Your goal ->
Count up the lines below where the word "false" shows up, and respond with the number alone.

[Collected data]
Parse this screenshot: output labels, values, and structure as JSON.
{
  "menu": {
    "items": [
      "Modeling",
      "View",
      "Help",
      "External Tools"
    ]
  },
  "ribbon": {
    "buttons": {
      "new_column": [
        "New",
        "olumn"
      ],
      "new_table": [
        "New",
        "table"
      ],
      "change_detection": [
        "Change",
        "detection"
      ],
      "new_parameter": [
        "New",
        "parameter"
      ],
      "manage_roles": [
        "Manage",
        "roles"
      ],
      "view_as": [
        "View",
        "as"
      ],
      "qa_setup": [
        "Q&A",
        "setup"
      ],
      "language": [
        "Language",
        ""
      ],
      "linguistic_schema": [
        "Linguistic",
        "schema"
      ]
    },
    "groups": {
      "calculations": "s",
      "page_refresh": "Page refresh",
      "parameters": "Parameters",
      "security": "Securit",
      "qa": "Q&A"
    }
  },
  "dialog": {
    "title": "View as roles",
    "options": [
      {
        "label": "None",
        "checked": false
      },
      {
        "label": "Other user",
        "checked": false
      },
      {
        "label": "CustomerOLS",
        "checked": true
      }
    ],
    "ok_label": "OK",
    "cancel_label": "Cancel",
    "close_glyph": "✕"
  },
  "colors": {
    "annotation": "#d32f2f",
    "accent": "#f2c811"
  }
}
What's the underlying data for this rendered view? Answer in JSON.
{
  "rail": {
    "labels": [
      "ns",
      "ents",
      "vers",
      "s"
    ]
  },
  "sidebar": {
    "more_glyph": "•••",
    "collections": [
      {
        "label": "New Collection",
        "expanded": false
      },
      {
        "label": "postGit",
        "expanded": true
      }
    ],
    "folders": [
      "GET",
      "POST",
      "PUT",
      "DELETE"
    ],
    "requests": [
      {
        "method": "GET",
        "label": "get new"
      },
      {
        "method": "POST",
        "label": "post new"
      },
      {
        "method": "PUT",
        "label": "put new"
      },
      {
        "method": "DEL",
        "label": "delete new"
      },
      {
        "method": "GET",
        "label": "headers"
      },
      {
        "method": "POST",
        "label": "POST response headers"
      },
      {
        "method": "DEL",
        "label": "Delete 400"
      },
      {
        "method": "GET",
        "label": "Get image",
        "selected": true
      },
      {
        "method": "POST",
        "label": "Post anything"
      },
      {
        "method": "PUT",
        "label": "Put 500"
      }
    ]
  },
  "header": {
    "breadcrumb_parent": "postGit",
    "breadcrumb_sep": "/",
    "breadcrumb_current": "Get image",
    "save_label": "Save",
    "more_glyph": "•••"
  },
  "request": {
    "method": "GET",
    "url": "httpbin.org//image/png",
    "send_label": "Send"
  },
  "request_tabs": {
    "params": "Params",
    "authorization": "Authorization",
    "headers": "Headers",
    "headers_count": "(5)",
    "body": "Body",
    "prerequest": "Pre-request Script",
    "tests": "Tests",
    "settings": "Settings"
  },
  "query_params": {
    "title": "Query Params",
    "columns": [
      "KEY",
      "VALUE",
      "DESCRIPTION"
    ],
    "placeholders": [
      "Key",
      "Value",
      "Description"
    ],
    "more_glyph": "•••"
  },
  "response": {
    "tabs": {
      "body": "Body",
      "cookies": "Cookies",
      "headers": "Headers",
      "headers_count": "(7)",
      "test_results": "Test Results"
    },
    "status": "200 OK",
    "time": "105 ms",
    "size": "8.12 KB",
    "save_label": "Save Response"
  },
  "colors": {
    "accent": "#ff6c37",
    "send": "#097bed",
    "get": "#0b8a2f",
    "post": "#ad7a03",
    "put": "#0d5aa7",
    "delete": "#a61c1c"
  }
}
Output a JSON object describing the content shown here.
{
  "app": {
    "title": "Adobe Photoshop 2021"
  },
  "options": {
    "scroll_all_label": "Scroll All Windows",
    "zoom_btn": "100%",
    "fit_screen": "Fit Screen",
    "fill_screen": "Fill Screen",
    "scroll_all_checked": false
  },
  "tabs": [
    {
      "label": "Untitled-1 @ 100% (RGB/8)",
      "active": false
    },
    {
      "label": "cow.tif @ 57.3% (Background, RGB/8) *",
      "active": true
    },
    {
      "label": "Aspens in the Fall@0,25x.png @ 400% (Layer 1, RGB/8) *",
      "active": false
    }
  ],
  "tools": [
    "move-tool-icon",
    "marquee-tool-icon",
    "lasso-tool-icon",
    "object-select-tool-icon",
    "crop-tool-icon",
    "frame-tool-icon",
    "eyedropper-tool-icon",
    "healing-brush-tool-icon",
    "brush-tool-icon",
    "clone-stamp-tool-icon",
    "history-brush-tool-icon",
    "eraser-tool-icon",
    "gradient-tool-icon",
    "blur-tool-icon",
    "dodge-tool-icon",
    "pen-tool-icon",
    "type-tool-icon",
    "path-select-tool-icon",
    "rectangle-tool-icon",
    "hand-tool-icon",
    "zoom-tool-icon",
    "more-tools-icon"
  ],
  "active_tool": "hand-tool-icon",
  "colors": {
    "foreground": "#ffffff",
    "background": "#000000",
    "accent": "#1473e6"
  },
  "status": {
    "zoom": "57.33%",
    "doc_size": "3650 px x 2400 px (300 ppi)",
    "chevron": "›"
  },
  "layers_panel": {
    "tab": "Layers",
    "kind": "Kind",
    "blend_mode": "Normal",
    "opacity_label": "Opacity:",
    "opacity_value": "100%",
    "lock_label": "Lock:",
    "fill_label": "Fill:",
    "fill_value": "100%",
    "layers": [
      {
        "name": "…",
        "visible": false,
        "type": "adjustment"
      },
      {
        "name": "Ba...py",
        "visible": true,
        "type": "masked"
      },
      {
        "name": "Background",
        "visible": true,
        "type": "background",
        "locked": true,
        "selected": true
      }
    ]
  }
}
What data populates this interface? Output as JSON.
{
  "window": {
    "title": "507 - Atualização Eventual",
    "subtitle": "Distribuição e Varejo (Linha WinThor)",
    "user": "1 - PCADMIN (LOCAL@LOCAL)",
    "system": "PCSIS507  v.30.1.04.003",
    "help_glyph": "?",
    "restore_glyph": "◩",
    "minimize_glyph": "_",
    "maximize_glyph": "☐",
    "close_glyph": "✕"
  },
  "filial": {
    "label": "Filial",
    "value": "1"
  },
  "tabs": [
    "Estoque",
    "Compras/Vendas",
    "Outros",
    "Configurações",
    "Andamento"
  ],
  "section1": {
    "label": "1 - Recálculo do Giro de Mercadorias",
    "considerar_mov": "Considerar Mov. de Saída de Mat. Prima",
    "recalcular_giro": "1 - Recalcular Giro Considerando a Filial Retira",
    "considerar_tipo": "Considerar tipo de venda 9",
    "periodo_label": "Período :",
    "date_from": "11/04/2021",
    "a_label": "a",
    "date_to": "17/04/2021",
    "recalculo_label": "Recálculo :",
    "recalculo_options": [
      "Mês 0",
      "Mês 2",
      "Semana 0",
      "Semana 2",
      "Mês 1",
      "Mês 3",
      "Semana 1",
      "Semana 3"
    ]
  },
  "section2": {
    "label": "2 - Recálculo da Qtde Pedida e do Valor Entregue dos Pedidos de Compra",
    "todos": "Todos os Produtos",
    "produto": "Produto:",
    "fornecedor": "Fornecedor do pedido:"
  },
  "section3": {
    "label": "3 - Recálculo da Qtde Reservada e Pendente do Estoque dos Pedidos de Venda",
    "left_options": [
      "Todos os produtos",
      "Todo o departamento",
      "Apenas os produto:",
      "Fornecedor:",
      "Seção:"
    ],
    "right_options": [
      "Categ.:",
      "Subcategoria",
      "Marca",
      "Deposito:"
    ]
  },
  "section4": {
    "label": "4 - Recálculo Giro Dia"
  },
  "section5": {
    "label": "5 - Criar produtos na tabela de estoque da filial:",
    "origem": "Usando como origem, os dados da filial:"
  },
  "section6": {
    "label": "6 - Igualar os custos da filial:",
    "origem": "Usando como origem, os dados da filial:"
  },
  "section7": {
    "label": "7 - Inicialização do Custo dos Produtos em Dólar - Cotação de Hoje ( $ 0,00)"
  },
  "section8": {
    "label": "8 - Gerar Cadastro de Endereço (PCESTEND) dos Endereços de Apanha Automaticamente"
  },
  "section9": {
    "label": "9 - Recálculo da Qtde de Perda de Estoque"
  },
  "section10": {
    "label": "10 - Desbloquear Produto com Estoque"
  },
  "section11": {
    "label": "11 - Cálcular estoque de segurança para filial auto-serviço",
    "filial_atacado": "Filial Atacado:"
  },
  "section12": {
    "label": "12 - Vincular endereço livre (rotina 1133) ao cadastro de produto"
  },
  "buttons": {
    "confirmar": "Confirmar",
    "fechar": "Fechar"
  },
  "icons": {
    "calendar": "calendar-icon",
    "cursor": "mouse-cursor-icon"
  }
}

Result of the task ->
7